_WHAT TO PRODUCE_
A verbatim reproduction of every entry is the expected answer.

_DATA EXCERPTS_
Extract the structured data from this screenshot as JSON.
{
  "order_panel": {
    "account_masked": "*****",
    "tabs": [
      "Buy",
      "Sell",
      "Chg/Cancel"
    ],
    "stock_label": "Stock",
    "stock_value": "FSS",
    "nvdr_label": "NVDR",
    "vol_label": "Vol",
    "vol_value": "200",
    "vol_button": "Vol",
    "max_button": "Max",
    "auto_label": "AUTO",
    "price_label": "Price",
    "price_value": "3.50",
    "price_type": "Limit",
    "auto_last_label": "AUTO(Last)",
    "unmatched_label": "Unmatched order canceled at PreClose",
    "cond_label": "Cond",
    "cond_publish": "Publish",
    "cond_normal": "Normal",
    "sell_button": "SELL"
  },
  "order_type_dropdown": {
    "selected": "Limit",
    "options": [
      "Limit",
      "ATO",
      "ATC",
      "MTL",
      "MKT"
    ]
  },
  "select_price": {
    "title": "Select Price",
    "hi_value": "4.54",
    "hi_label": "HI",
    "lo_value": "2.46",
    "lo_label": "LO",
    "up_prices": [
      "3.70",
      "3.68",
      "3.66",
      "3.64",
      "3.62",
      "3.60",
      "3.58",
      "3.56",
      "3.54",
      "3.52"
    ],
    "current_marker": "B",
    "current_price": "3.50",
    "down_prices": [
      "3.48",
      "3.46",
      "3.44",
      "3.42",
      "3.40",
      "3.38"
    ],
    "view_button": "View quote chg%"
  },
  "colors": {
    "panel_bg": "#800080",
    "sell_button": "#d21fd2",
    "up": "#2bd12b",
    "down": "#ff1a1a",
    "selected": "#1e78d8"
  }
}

_EXPECTED ANSWER_
Extract the structured data from this screenshot as JSON.
{
  "order_panel": {
    "account_masked": "*****",
    "tabs": [
      "Buy",
      "Sell",
      "Chg/Cancel"
    ],
    "stock_label": "Stock",
    "stock_value": "FSS",
    "nvdr_label": "NVDR",
    "vol_label": "Vol",
    "vol_value": "200",
    "vol_button": "Vol",
    "max_button": "Max",
    "auto_label": "AUTO",
    "price_label": "Price",
    "price_value": "3.50",
    "price_type": "Limit",
    "auto_last_label": "AUTO(Last)",
    "unmatched_label": "Unmatched order canceled at PreClose",
    "cond_label": "Cond",
    "cond_publish": "Publish",
    "cond_normal": "Normal",
    "sell_button": "SELL"
  },
  "order_type_dropdown": {
    "selected": "Limit",
    "options": [
      "Limit",
      "ATO",
      "ATC",
      "MTL",
      "MKT"
    ]
  },
  "select_price": {
    "title": "Select Price",
    "hi_value": "4.54",
    "hi_label": "HI",
    "lo_value": "2.46",
    "lo_label": "LO",
    "up_prices": [
      "3.70",
      "3.68",
      "3.66",
      "3.64",
      "3.62",
      "3.60",
      "3.58",
      "3.56",
      "3.54",
      "3.52"
    ],
    "current_marker": "B",
    "current_price": "3.50",
    "down_prices": [
      "3.48",
      "3.46",
      "3.44",
      "3.42",
      "3.40",
      "3.38"
    ],
    "view_button": "View quote chg%"
  },
  "colors": {
    "panel_bg": "#800080",
    "sell_button": "#d21fd2",
    "up": "#2bd12b",
    "down": "#ff1a1a",
    "selected": "#1e78d8"
  }
}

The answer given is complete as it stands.